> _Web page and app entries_
____________________

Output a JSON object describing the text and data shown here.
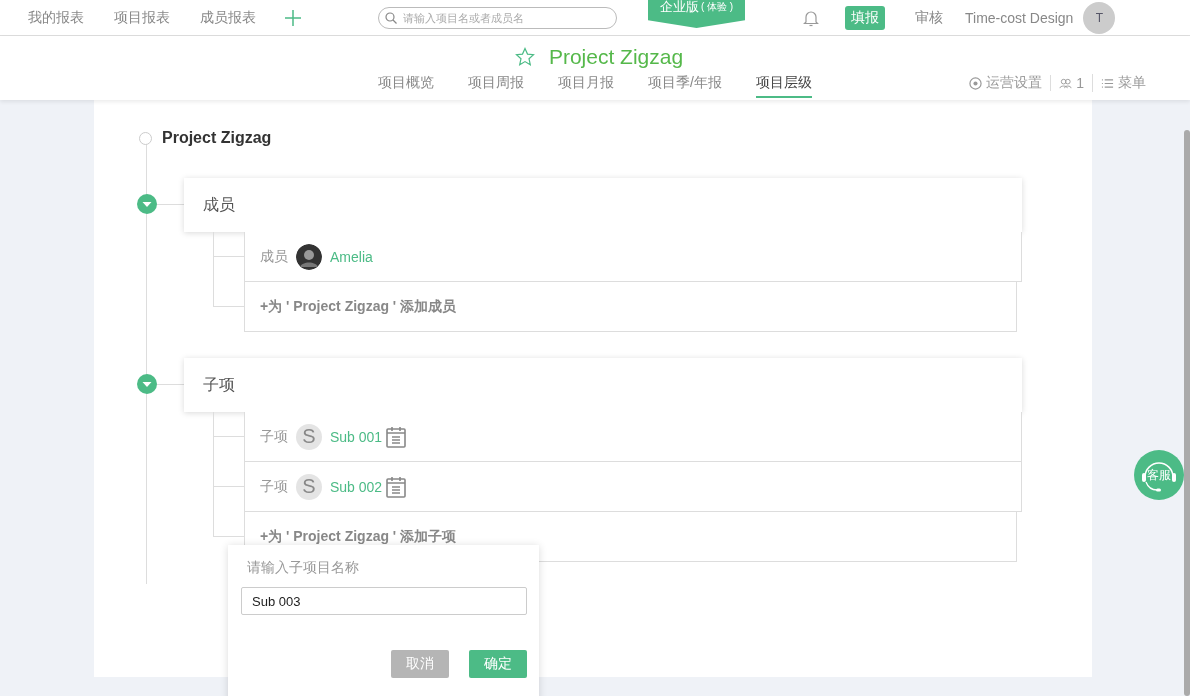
{
  "top_nav": {
    "links": [
      {
        "label": "我的报表"
      },
      {
        "label": "项目报表"
      },
      {
        "label": "成员报表"
      }
    ]
  },
  "search": {
    "placeholder": "请输入项目名或者成员名"
  },
  "edition_badge": {
    "label": "企业版",
    "note": "( 体验 )"
  },
  "actions": [
    {
      "label": "填报",
      "selected": true
    },
    {
      "label": "审核",
      "selected": false
    }
  ],
  "user": {
    "name": "Time-cost Design",
    "initial": "T"
  },
  "project": {
    "title": "Project Zigzag",
    "starred": false
  },
  "tabs": [
    {
      "label": "项目概览",
      "selected": false
    },
    {
      "label": "项目周报",
      "selected": false
    },
    {
      "label": "项目月报",
      "selected": false
    },
    {
      "label": "项目季/年报",
      "selected": false
    },
    {
      "label": "项目层级",
      "selected": true
    }
  ],
  "tools": [
    {
      "kind": "settings",
      "label": "运营设置"
    },
    {
      "kind": "members",
      "label": "1"
    },
    {
      "kind": "menu",
      "label": "菜单"
    }
  ],
  "tree": {
    "root": "Project Zigzag",
    "sections": [
      {
        "title": "成员",
        "expanded": true,
        "children": [
          {
            "kind": "member",
            "type_label": "成员",
            "name": "Amelia"
          },
          {
            "kind": "add",
            "label": "+为 ' Project Zigzag ' 添加成员"
          }
        ]
      },
      {
        "title": "子项",
        "expanded": true,
        "children": [
          {
            "kind": "sub",
            "type_label": "子项",
            "initial": "S",
            "name": "Sub 001"
          },
          {
            "kind": "sub",
            "type_label": "子项",
            "initial": "S",
            "name": "Sub 002"
          },
          {
            "kind": "add",
            "label": "+为 ' Project Zigzag ' 添加子项"
          }
        ]
      }
    ]
  },
  "dialog": {
    "label": "请输入子项目名称",
    "value": "Sub 003",
    "buttons": [
      {
        "kind": "cancel",
        "label": "取消"
      },
      {
        "kind": "primary",
        "label": "确定"
      }
    ]
  },
  "support_button": {
    "label": "客服"
  }
}
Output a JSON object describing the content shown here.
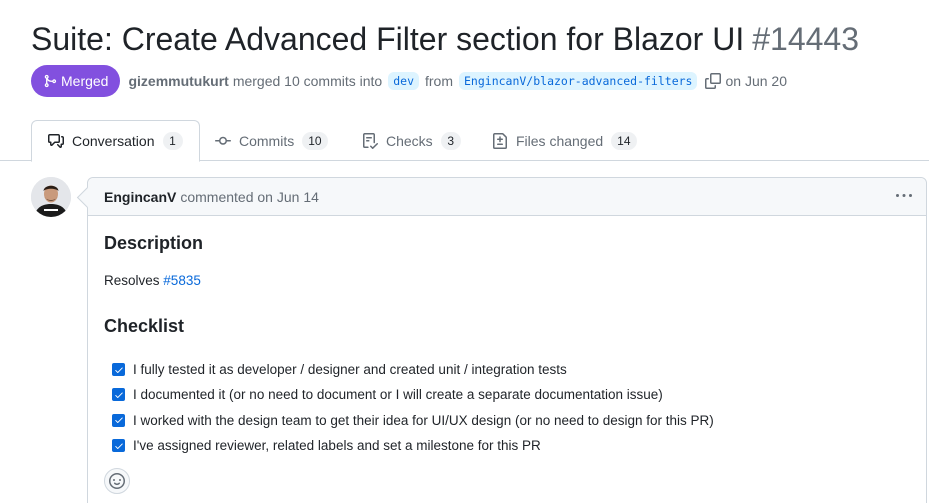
{
  "pr": {
    "title": "Suite: Create Advanced Filter section for Blazor UI",
    "number": "#14443",
    "state": "Merged",
    "author": "gizemmutukurt",
    "action": "merged 10 commits into",
    "base_branch": "dev",
    "from_word": "from",
    "head_branch": "EngincanV/blazor-advanced-filters",
    "date": "on Jun 20"
  },
  "tabs": [
    {
      "label": "Conversation",
      "count": "1",
      "icon": "comment-discussion-icon"
    },
    {
      "label": "Commits",
      "count": "10",
      "icon": "git-commit-icon"
    },
    {
      "label": "Checks",
      "count": "3",
      "icon": "checklist-icon"
    },
    {
      "label": "Files changed",
      "count": "14",
      "icon": "file-diff-icon"
    }
  ],
  "comment": {
    "author": "EngincanV",
    "meta": "commented on Jun 14",
    "description_heading": "Description",
    "resolves_text": "Resolves",
    "resolves_link": "#5835",
    "checklist_heading": "Checklist",
    "checklist": [
      "I fully tested it as developer / designer and created unit / integration tests",
      "I documented it (or no need to document or I will create a separate documentation issue)",
      "I worked with the design team to get their idea for UI/UX design (or no need to design for this PR)",
      "I've assigned reviewer, related labels and set a milestone for this PR"
    ]
  },
  "colors": {
    "merged": "#8250df",
    "link": "#0969da",
    "checkbox": "#0969da"
  }
}
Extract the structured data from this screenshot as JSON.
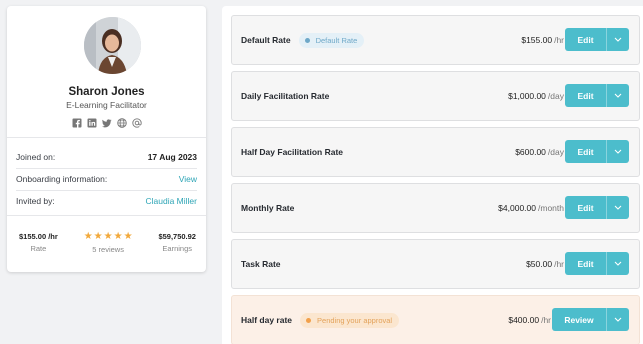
{
  "profile": {
    "name": "Sharon Jones",
    "role": "E-Learning Facilitator",
    "socials": [
      "facebook-icon",
      "linkedin-icon",
      "twitter-icon",
      "globe-icon",
      "at-icon"
    ],
    "joined_label": "Joined on:",
    "joined_value": "17 Aug 2023",
    "onboarding_label": "Onboarding information:",
    "onboarding_link": "View",
    "invited_label": "Invited by:",
    "invited_link": "Claudia Miller",
    "stats": {
      "rate_value": "$155.00 /hr",
      "rate_label": "Rate",
      "rating_stars": 5,
      "reviews_label": "5 reviews",
      "earnings_value": "$59,750.92",
      "earnings_label": "Earnings"
    }
  },
  "rates": [
    {
      "name": "Default Rate",
      "badge": "Default Rate",
      "badge_type": "info",
      "amount": "$155.00",
      "unit": "/hr",
      "button": "Edit"
    },
    {
      "name": "Daily Facilitation Rate",
      "amount": "$1,000.00",
      "unit": "/day",
      "button": "Edit"
    },
    {
      "name": "Half Day Facilitation Rate",
      "amount": "$600.00",
      "unit": "/day",
      "button": "Edit"
    },
    {
      "name": "Monthly Rate",
      "amount": "$4,000.00",
      "unit": "/month",
      "button": "Edit"
    },
    {
      "name": "Task Rate",
      "amount": "$50.00",
      "unit": "/hr",
      "button": "Edit"
    },
    {
      "name": "Half day rate",
      "badge": "Pending your approval",
      "badge_type": "warn",
      "amount": "$400.00",
      "unit": "/hr",
      "button": "Review"
    }
  ],
  "colors": {
    "accent": "#4cbdcc",
    "link": "#2ea5b6",
    "star": "#f2a93b",
    "pending_bg": "#fcf0e7"
  }
}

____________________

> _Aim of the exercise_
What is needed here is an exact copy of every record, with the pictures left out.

> _Solution to this exercise_
Output a JSON object describing the text and data shown here.
{
  "top_nav": {
    "links": [
      {
        "label": "我的报表"
      },
      {
        "label": "项目报表"
      },
      {
        "label": "成员报表"
      }
    ]
  },
  "search": {
    "placeholder": "请输入项目名或者成员名"
  },
  "edition_badge": {
    "label": "企业版",
    "note": "( 体验 )"
  },
  "actions": [
    {
      "label": "填报",
      "selected": true
    },
    {
      "label": "审核",
      "selected": false
    }
  ],
  "user": {
    "name": "Time-cost Design",
    "initial": "T"
  },
  "project": {
    "title": "Project Zigzag",
    "starred": false
  },
  "tabs": [
    {
      "label": "项目概览",
      "selected": false
    },
    {
      "label": "项目周报",
      "selected": false
    },
    {
      "label": "项目月报",
      "selected": false
    },
    {
      "label": "项目季/年报",
      "selected": false
    },
    {
      "label": "项目层级",
      "selected": true
    }
  ],
  "tools": [
    {
      "kind": "settings",
      "label": "运营设置"
    },
    {
      "kind": "members",
      "label": "1"
    },
    {
      "kind": "menu",
      "label": "菜单"
    }
  ],
  "tree": {
    "root": "Project Zigzag",
    "sections": [
      {
        "title": "成员",
        "expanded": true,
        "children": [
          {
            "kind": "member",
            "type_label": "成员",
            "name": "Amelia"
          },
          {
            "kind": "add",
            "label": "+为 ' Project Zigzag ' 添加成员"
          }
        ]
      },
      {
        "title": "子项",
        "expanded": true,
        "children": [
          {
            "kind": "sub",
            "type_label": "子项",
            "initial": "S",
            "name": "Sub 001"
          },
          {
            "kind": "sub",
            "type_label": "子项",
            "initial": "S",
            "name": "Sub 002"
          },
          {
            "kind": "add",
            "label": "+为 ' Project Zigzag ' 添加子项"
          }
        ]
      }
    ]
  },
  "dialog": {
    "label": "请输入子项目名称",
    "value": "Sub 003",
    "buttons": [
      {
        "kind": "cancel",
        "label": "取消"
      },
      {
        "kind": "primary",
        "label": "确定"
      }
    ]
  },
  "support_button": {
    "label": "客服"
  }
}
Output a JSON object describing the content shown here.
{
  "pr": {
    "title": "Suite: Create Advanced Filter section for Blazor UI",
    "number": "#14443",
    "state": "Merged",
    "author": "gizemmutukurt",
    "action": "merged 10 commits into",
    "base_branch": "dev",
    "from_word": "from",
    "head_branch": "EngincanV/blazor-advanced-filters",
    "date": "on Jun 20"
  },
  "tabs": [
    {
      "label": "Conversation",
      "count": "1",
      "icon": "comment-discussion-icon"
    },
    {
      "label": "Commits",
      "count": "10",
      "icon": "git-commit-icon"
    },
    {
      "label": "Checks",
      "count": "3",
      "icon": "checklist-icon"
    },
    {
      "label": "Files changed",
      "count": "14",
      "icon": "file-diff-icon"
    }
  ],
  "comment": {
    "author": "EngincanV",
    "meta": "commented on Jun 14",
    "description_heading": "Description",
    "resolves_text": "Resolves",
    "resolves_link": "#5835",
    "checklist_heading": "Checklist",
    "checklist": [
      "I fully tested it as developer / designer and created unit / integration tests",
      "I documented it (or no need to document or I will create a separate documentation issue)",
      "I worked with the design team to get their idea for UI/UX design (or no need to design for this PR)",
      "I've assigned reviewer, related labels and set a milestone for this PR"
    ]
  },
  "colors": {
    "merged": "#8250df",
    "link": "#0969da",
    "checkbox": "#0969da"
  }
}
Extract the structured data from this screenshot as JSON.
{
  "profile": {
    "name": "Sharon Jones",
    "role": "E-Learning Facilitator",
    "socials": [
      "facebook-icon",
      "linkedin-icon",
      "twitter-icon",
      "globe-icon",
      "at-icon"
    ],
    "joined_label": "Joined on:",
    "joined_value": "17 Aug 2023",
    "onboarding_label": "Onboarding information:",
    "onboarding_link": "View",
    "invited_label": "Invited by:",
    "invited_link": "Claudia Miller",
    "stats": {
      "rate_value": "$155.00 /hr",
      "rate_label": "Rate",
      "rating_stars": 5,
      "reviews_label": "5 reviews",
      "earnings_value": "$59,750.92",
      "earnings_label": "Earnings"
    }
  },
  "rates": [
    {
      "name": "Default Rate",
      "badge": "Default Rate",
      "badge_type": "info",
      "amount": "$155.00",
      "unit": "/hr",
      "button": "Edit"
    },
    {
      "name": "Daily Facilitation Rate",
      "amount": "$1,000.00",
      "unit": "/day",
      "button": "Edit"
    },
    {
      "name": "Half Day Facilitation Rate",
      "amount": "$600.00",
      "unit": "/day",
      "button": "Edit"
    },
    {
      "name": "Monthly Rate",
      "amount": "$4,000.00",
      "unit": "/month",
      "button": "Edit"
    },
    {
      "name": "Task Rate",
      "amount": "$50.00",
      "unit": "/hr",
      "button": "Edit"
    },
    {
      "name": "Half day rate",
      "badge": "Pending your approval",
      "badge_type": "warn",
      "amount": "$400.00",
      "unit": "/hr",
      "button": "Review"
    }
  ],
  "colors": {
    "accent": "#4cbdcc",
    "link": "#2ea5b6",
    "star": "#f2a93b",
    "pending_bg": "#fcf0e7"
  }
}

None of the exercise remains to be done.